Working life[edit]

D. J. soon found work as a horse wrangler for the N Bar N ranch near Miles City. From 1881-1896, he worked for the N Bar N in various jobs, including driving cattle from Texas to Montana. He was proud to have been a "rep" representing the N Bar N during roundups. The ranch was sold in 1896, and O'Malley rode for several Eastern Montana outfits including the M Diamond, the Bow and Arrow, the L U Bar, and the Quarter Circle L. He became a special deputy sheriff in Rosebud and was an inspector for the Montana Stock Growers Association, as well as a guard at the Montana State Prison.[1]

In 1911 he moved to Eau Claire, Wisconsin, where he operated a raspberry farm and worked at the Gillette Rubber Company. He died in Eau Claire on March 6, 1943.[1]

Literary career[edit]

In addition to poems, O'Malley wrote many stories about his friends and his work in the West.
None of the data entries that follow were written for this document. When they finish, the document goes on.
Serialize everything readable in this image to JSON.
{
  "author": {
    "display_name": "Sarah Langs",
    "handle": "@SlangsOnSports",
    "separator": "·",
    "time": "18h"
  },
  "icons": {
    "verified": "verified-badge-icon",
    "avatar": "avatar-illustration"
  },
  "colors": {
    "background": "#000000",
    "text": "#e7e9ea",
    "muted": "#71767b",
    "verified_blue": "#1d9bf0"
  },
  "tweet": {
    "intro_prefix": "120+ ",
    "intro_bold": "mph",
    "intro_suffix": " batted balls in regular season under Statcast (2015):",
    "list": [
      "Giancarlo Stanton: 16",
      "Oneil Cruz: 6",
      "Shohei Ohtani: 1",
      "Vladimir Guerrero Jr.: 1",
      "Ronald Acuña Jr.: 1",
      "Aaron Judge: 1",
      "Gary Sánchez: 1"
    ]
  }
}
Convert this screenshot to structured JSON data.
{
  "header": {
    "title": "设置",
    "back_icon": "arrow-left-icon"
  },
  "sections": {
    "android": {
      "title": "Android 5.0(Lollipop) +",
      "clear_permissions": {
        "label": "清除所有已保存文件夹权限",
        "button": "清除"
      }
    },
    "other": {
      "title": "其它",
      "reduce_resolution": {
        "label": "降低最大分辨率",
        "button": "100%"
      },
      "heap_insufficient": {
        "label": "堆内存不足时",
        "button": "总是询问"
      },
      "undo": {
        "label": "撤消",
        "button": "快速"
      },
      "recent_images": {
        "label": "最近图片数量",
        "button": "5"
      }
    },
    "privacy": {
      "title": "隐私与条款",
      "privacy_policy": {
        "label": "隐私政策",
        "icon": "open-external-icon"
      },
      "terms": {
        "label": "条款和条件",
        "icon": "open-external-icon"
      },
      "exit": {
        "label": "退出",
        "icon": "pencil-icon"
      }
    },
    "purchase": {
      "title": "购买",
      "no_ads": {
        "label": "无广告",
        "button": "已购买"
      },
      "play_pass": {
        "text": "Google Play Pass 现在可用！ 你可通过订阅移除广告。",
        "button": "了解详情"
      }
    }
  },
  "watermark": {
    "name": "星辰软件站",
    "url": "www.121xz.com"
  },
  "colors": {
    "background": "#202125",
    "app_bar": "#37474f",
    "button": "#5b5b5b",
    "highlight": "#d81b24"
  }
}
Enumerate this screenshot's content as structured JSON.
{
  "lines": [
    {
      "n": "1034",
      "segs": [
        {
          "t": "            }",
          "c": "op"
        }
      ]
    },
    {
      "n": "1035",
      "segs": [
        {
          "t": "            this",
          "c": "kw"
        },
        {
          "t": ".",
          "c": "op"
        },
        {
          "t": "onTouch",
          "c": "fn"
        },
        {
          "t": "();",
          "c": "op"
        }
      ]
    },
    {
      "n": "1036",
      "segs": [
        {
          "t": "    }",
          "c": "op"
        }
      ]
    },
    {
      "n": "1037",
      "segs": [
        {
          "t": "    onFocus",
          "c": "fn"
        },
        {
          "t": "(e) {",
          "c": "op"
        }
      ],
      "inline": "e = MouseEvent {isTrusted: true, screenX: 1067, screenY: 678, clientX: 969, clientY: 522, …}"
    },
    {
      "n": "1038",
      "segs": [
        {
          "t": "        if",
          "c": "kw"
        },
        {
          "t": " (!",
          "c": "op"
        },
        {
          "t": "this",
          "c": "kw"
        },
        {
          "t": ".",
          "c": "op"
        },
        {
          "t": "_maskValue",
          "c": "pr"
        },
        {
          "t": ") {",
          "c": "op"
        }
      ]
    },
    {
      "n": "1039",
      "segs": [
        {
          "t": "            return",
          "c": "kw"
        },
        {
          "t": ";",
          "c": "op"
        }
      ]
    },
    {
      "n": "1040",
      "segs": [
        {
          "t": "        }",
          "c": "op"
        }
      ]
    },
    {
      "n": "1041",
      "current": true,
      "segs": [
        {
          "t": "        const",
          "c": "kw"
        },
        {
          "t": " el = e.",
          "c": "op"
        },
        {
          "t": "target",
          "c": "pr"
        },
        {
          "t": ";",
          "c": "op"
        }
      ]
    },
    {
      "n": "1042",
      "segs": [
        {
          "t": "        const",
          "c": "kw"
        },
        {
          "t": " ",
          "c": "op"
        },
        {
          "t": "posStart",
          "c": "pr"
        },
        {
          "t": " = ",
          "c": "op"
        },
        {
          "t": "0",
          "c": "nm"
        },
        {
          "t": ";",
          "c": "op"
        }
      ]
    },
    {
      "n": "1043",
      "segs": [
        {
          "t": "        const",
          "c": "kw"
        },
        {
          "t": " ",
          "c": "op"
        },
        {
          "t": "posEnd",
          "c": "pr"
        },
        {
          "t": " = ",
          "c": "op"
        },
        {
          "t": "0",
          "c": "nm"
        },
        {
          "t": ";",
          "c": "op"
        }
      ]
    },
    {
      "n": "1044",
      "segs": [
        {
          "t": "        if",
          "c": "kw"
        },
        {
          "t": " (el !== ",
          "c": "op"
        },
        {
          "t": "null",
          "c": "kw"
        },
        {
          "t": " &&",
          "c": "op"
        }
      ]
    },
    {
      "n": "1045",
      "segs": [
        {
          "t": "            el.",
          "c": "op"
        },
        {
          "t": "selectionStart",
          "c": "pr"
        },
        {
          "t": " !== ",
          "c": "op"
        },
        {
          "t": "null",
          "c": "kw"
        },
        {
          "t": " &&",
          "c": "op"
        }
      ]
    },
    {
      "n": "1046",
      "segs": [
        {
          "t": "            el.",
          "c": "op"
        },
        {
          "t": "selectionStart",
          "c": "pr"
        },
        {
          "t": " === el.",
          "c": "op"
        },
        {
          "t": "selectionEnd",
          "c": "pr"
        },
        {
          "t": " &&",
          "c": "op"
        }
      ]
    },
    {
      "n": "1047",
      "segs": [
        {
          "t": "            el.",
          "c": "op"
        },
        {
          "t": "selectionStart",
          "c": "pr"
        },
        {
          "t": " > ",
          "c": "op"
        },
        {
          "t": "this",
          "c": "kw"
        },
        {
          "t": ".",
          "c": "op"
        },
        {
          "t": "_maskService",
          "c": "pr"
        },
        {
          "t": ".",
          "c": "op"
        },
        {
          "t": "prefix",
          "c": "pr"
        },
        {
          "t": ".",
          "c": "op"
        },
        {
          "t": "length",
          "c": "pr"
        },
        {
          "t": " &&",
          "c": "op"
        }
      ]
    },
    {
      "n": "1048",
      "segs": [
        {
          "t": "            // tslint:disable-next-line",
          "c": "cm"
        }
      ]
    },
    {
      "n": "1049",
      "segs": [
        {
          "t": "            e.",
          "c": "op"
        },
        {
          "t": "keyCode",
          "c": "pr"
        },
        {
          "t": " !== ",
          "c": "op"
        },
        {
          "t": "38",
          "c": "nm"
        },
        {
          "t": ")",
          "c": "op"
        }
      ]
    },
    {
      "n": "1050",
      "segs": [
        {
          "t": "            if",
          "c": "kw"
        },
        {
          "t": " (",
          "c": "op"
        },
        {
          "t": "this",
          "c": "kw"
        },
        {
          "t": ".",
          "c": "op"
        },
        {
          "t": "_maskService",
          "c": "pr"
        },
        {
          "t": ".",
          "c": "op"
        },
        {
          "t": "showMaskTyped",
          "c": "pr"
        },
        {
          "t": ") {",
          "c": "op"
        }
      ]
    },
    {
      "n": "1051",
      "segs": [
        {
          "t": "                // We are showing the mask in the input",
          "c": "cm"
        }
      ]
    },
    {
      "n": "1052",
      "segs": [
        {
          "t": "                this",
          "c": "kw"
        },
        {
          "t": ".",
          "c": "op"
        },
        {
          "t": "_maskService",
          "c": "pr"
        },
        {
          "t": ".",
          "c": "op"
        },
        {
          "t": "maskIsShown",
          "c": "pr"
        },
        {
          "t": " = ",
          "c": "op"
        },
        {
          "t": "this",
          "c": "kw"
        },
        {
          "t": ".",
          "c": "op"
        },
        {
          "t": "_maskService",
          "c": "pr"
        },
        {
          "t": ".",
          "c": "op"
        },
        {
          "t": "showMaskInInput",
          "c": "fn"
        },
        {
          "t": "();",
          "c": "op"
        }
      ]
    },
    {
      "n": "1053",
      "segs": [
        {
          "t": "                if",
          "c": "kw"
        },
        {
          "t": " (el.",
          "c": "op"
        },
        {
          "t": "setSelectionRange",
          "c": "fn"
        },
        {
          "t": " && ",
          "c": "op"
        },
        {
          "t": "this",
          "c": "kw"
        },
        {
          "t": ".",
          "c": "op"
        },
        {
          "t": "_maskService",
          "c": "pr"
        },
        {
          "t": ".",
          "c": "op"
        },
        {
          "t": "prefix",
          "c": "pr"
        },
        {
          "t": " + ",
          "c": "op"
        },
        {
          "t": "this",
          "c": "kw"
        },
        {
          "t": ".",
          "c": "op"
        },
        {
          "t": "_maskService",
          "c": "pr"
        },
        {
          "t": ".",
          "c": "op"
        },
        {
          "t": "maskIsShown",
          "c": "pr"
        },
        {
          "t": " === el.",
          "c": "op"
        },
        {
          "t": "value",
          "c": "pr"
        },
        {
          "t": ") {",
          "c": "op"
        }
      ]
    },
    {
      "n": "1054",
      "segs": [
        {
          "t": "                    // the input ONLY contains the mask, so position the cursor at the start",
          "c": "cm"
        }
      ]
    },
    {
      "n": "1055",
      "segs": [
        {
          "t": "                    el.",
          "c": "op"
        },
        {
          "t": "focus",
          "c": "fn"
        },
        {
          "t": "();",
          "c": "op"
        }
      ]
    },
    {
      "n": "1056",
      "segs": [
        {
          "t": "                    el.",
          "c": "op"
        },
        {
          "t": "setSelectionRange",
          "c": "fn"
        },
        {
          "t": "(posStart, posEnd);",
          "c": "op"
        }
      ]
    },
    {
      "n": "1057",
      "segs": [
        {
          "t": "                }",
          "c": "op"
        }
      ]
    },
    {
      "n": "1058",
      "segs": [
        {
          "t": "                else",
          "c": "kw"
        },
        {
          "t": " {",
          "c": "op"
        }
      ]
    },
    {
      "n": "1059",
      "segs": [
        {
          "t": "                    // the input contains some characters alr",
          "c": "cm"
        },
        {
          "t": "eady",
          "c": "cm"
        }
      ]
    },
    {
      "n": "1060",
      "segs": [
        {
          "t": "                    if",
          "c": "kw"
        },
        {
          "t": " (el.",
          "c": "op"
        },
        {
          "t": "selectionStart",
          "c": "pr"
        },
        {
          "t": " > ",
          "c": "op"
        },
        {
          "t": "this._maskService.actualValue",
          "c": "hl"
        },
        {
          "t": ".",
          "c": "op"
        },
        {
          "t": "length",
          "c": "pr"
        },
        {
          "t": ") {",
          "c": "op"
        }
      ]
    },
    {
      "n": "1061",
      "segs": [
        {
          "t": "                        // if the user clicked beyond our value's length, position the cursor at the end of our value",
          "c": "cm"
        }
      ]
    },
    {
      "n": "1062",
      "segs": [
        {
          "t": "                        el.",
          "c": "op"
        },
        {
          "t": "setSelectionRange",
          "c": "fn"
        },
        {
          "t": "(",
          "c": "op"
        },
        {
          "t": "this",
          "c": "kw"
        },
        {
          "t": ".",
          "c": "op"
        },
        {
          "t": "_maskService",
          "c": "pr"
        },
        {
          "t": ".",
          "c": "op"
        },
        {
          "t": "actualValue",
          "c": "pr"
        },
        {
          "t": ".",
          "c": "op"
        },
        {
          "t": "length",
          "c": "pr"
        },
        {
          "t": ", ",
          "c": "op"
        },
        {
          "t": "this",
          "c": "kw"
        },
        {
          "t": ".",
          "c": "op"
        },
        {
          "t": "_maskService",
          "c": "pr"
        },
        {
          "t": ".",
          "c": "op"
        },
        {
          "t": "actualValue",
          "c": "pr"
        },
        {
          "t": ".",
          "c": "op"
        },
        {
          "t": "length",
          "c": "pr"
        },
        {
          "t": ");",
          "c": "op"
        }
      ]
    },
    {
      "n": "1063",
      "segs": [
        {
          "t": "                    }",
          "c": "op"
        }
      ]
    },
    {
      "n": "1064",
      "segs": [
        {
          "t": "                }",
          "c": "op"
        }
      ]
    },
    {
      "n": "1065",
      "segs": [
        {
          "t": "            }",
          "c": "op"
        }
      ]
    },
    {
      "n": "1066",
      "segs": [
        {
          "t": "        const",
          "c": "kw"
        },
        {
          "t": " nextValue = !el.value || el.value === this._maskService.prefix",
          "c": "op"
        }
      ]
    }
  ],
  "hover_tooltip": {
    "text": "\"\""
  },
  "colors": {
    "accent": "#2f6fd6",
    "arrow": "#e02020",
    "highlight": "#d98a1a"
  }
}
This work began in the 1880s, and continued for over fifty years. Many of his early pieces were published in the Miles City Stock-Growers Journal, under the pen name N Bar N Kid White. Many were popularized as songs. As they worked their way around the West, they were often altered or added to, and their origins were sometimes lost. When would-be poets later claimed authorship of his work, he could refute them by bringing out the originals with the dates right on the page.[2]

His career as a cowboy poet began in 1889 when he penned "To the Memory of Wiley Collins" about a chuckwagon cook who was killed by lightning. His other poems include "A Cowboy's Soliloquy", "The D2 Horse Wrangler", and "A Busted Cowboy's Christmas", all well known in the cowboy poetry community. His prose includes episodes such as "The Experiences of the F U F Roundup Crew Caught in the Cloudburst of June 1891" and "Where Custer Fell".[2]

He collected many of his works in a book entitled The N Bar N Kid White, published posthumously in 2000 by the Montana Historical Society, which holds his collected papers.[3]

The Charles Ives song "Charlie Rutlage", published in his 1922 collection 114 Songs, is a setting of a text by O'Malley which at the time of composition was thought to be anonymous.[4]

References[edit]

  1. ^ a b c Frazza, Christian. "Guide to the D. J. O'Malley papers, 1863-1985". NWDA website. Northwest Digital Archives. Retrieved 2015-01-17. 
  2. ^ a b "Classic Cowboy Poetry: D. J. O'Malley". cowboypoetry.com. Center for Western and Cowboy Poetry, Inc. Retrieved 2015-01-17. 
  3. ^ "The N Bar N Kid White, by D. J. O'Malley". The Western Folklife Center. Western Folklife Center. Retrieved 2015-01-17. [permanent dead link]
  4. ^ "Charlie Rutlage (Ives) - from CDA67516 - Hyperion Records - MP3 and Lossless downloads". Retrieved 16 June 2016.